BUZZ Blog: Did AFSCME buy a city council vote last night?
Peter Passi and Brandon Stahl cover issues related to the city of Duluth. Follow BUZZ on Twitter.
The number 6-3
Let's say you're a city councilor, and you have to appoint someone to fill an opening to the civil service board. What is the civil service board, you ask? Basically it's the group that goes over city job descriptions with a fine-tooth comb to examine qualifications and salary before a job is posted, making sure the city is participating in open and competitive job searches. It's basically the committee that oversees human resources for the city, and it's honestly insanely boring, non-compensated, volunteer-work stuff, and it's almost a wonder anyone would volunteer to serve on the board.
And yet the city council did get four applications for the board, but let's focus on two. Candidate A provides a resume that includes being the Chief Human Resource Officer for Lake Superior College, a former vice president for a Two Harbors-based benefits administration firm, a master's in industrial relations from Carlton College and training as a certified mediator from Hamline University Law School. Let's bow down and kiss Candidate A's feet and thank the stars that she wants to volunteer to serve the city.

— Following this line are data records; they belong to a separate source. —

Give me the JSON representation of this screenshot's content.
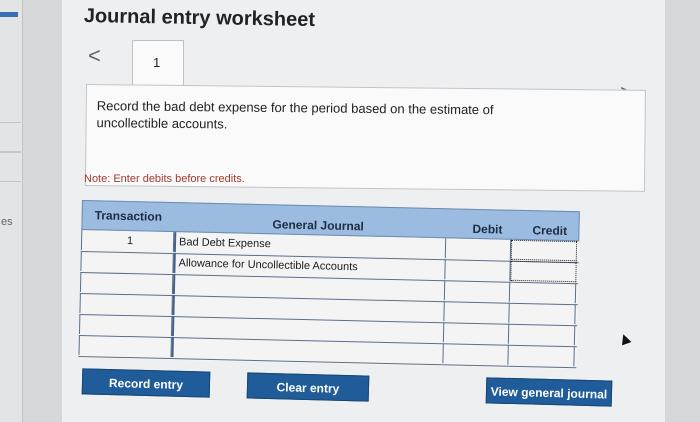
{
  "page": {
    "title": "Journal entry worksheet",
    "nav_prev": "<",
    "nav_next": ">",
    "tab_label": "1"
  },
  "sidebar": {
    "partial_text": "es"
  },
  "description": "Record the bad debt expense for the period based on the estimate of uncollectible accounts.",
  "note": "Note: Enter debits before credits.",
  "journal": {
    "headers": {
      "transaction": "Transaction",
      "general_journal": "General Journal",
      "debit": "Debit",
      "credit": "Credit"
    },
    "rows": [
      {
        "transaction": "1",
        "account": "Bad Debt Expense",
        "debit": "",
        "credit": ""
      },
      {
        "transaction": "",
        "account": "Allowance for Uncollectible Accounts",
        "debit": "",
        "credit": ""
      },
      {
        "transaction": "",
        "account": "",
        "debit": "",
        "credit": ""
      },
      {
        "transaction": "",
        "account": "",
        "debit": "",
        "credit": ""
      },
      {
        "transaction": "",
        "account": "",
        "debit": "",
        "credit": ""
      },
      {
        "transaction": "",
        "account": "",
        "debit": "",
        "credit": ""
      }
    ]
  },
  "buttons": {
    "record_entry": "Record entry",
    "clear_entry": "Clear entry",
    "view_general_journal": "View general journal"
  },
  "colors": {
    "header_bg": "#9bbce0",
    "button_bg": "#1f5c99",
    "note_color": "#a23a2c"
  }
}
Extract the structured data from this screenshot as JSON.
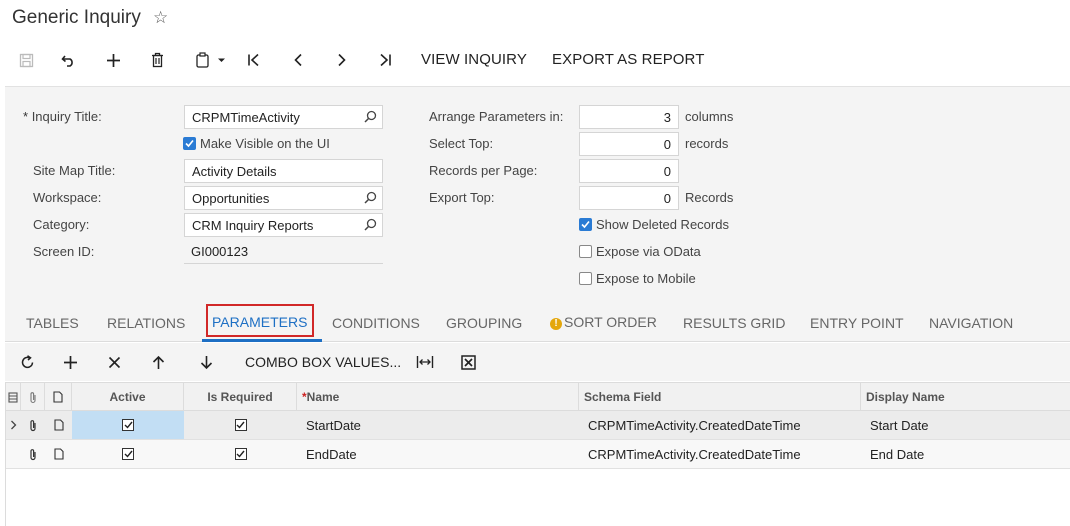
{
  "page": {
    "title": "Generic Inquiry"
  },
  "toolbar": {
    "view_inquiry": "VIEW INQUIRY",
    "export_as_report": "EXPORT AS REPORT"
  },
  "form": {
    "inquiry_title": {
      "label": "Inquiry Title:",
      "required_mark": "*",
      "value": "CRPMTimeActivity"
    },
    "make_visible": {
      "label": "Make Visible on the UI",
      "checked": true
    },
    "site_map_title": {
      "label": "Site Map Title:",
      "value": "Activity Details"
    },
    "workspace": {
      "label": "Workspace:",
      "value": "Opportunities"
    },
    "category": {
      "label": "Category:",
      "value": "CRM Inquiry Reports"
    },
    "screen_id": {
      "label": "Screen ID:",
      "value": "GI000123"
    },
    "arrange_parameters": {
      "label": "Arrange Parameters in:",
      "value": "3",
      "unit": "columns"
    },
    "select_top": {
      "label": "Select Top:",
      "value": "0",
      "unit": "records"
    },
    "records_per_page": {
      "label": "Records per Page:",
      "value": "0"
    },
    "export_top": {
      "label": "Export Top:",
      "value": "0",
      "unit": "Records"
    },
    "show_deleted": {
      "label": "Show Deleted Records",
      "checked": true
    },
    "expose_odata": {
      "label": "Expose via OData",
      "checked": false
    },
    "expose_mobile": {
      "label": "Expose to Mobile",
      "checked": false
    }
  },
  "tabs": [
    {
      "label": "TABLES"
    },
    {
      "label": "RELATIONS"
    },
    {
      "label": "PARAMETERS",
      "active": true
    },
    {
      "label": "CONDITIONS"
    },
    {
      "label": "GROUPING"
    },
    {
      "label": "SORT ORDER",
      "warning": "!"
    },
    {
      "label": "RESULTS GRID"
    },
    {
      "label": "ENTRY POINT"
    },
    {
      "label": "NAVIGATION"
    }
  ],
  "grid_toolbar": {
    "combo_box_values": "COMBO BOX VALUES..."
  },
  "grid": {
    "columns": {
      "active": "Active",
      "is_required": "Is Required",
      "name": "Name",
      "name_required_mark": "*",
      "schema_field": "Schema Field",
      "display_name": "Display Name"
    },
    "rows": [
      {
        "active": true,
        "is_required": true,
        "name": "StartDate",
        "schema_field": "CRPMTimeActivity.CreatedDateTime",
        "display_name": "Start Date"
      },
      {
        "active": true,
        "is_required": true,
        "name": "EndDate",
        "schema_field": "CRPMTimeActivity.CreatedDateTime",
        "display_name": "End Date"
      }
    ]
  },
  "colors": {
    "accent": "#1d6fc4",
    "highlight_box": "#d12828",
    "selected_cell": "#c2def4",
    "warning": "#e4a70c"
  }
}
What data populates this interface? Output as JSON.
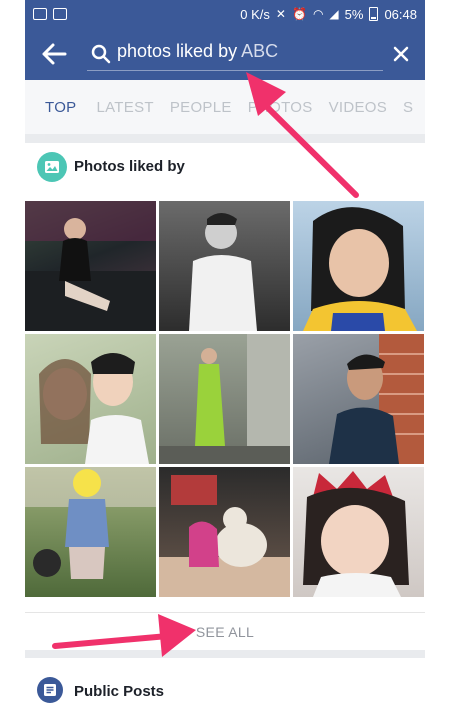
{
  "status_bar": {
    "network_speed": "0 K/s",
    "battery_percent": "5%",
    "time": "06:48"
  },
  "search": {
    "query_prefix": "photos liked by",
    "query_name": "ABC"
  },
  "tabs": [
    {
      "label": "TOP",
      "active": true
    },
    {
      "label": "LATEST",
      "active": false
    },
    {
      "label": "PEOPLE",
      "active": false
    },
    {
      "label": "PHOTOS",
      "active": false
    },
    {
      "label": "VIDEOS",
      "active": false
    },
    {
      "label": "S",
      "active": false
    }
  ],
  "photos_section": {
    "title": "Photos liked by",
    "photo_count": 9,
    "see_all_label": "SEE ALL"
  },
  "public_posts_section": {
    "title": "Public Posts"
  },
  "colors": {
    "brand": "#3b5998",
    "photos_icon": "#4cc6b5",
    "annotation_arrow": "#f0316b"
  },
  "icons": [
    "back-arrow-icon",
    "search-icon",
    "close-icon",
    "photos-icon",
    "public-posts-icon"
  ]
}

But wait! Candidate B provides a one paragraph description of experience that includes having "served on several committees throughout the years under several St. Louis County administrators, attempting to streamline the civil service system." Oh, and the candidate is also a political organizer for AFSCME.
That's all well and good, but the qualifications seem to indicate that you're going with candidate A, right, who seems to know human resources well enough to teach it (which she does -- at St. Scholastica).
Well, no. The council voted to appoint Candidate B, Marsh Stenerson, to the civil service board last night, leading councilors Todd Fedora and Jay Fosle to charge, though they didn't say this directly, that the council vote was bought by union dollars. All six councilors who voted for Stenerson, noted Fosle, have received campaign contributions from AFSCME. What he didn't say: all six councilors have been given the maximum campaign contribution ($300) from AFSCME, while Stenerson has personally contributed to each councilor's campaigns. He's also worked on councilor Kerry Gauthier's campaign.
"This doesn't exactly smell right to me," Fedora said at the meeting.
Tuesday morning, he called the vote pre-ordained.
"Absolutely, no doubt, 100 percent in my mind," he said.
Why does this matter -- it's just the civil service board, right? Yes, but remember we're talking about a board that oversees job descriptions for what are often AFSCME-represented positions. Stenerson can have a big influence on this board (though just about anything they change has to be approved by the council).
Fosle tried to make an ammendment to have Candidate A -- Mary Nienaber -- appointed, an ammendment that failed 6 to 3. That's a number we should all get used to seeing over the next two years, as many votes went down that way last night (more on that in a second).
At any rate, during the meeting councilor Patrick Boyle, who chairs the personnel committee and recommended Stenerson's appointment, bristled at the notion that he was playing favorites with a union organizer. Nienaber, he said, goes to his church. "This was a very difficult decision for me," he said.
After the meeting I went up to Fedora and Fosle to about the vote, and councilor Sharla Gardner overheard me and asked if I would call her this morning (I was going to call someone for this post -- so I was glad she sorta volunteered).
She explained that she voted for Stenerson because she believes there needs to be balance on all city commissions between business people, management people and regular citizens. The council recently appointed a woman to the civil service commission who worked in H.R., so it was time, she said, to appoint a regular citizen -- Stenerson.
"It was time to appoint someone who represented working people and citizens," she said. "Marsh's credentials and experience don't look as good on a resume as Mary's. But he has practical experience with civil service commissions, has served on personnel committees, knows job descriptions, knows how they're written, knows how they work."
So, that's her side, and one that echoes another city councilor's perspective last night that the civil service board commission needed the pro-union balance.
That's their side, but I think this points to a larger issue. This is just my perception here, but this council is now more partisan that it has been since I've been covering it (we're approaching three years). Nearly any vote that's contentious appears like it will split 6 to 3 between liberal and conservative lines -- there are no swingers anymore. In the past, Roger Reinert, Greg Gilbert, Russ Stover and Gary Eckenberg, to name a few, would swing different ways on key votes like using CIT funding, supporting the train, or how to pay for sewer line repairs. But I've only seen councilor Jeff Anderson swing a vote so far this year -- on the Park Point vote last night that ultimately rejected a development down there. A voting block has developed so that even if there's a swing vote, it won't matter.
After the meeting some of the councilors were joking last night about a lament by a columnist for the Reader, who recently wrote that this year's meetings have been short, without fireworks and boring. Last night's meeting was long and had fireworks, but was ultimately boring because it was predictable. When they were debating approval of supporting the Minnesota Health Plan, I wrote in my notes "why are they debating this -- it will pass 6 to 3." And sure enough, it did.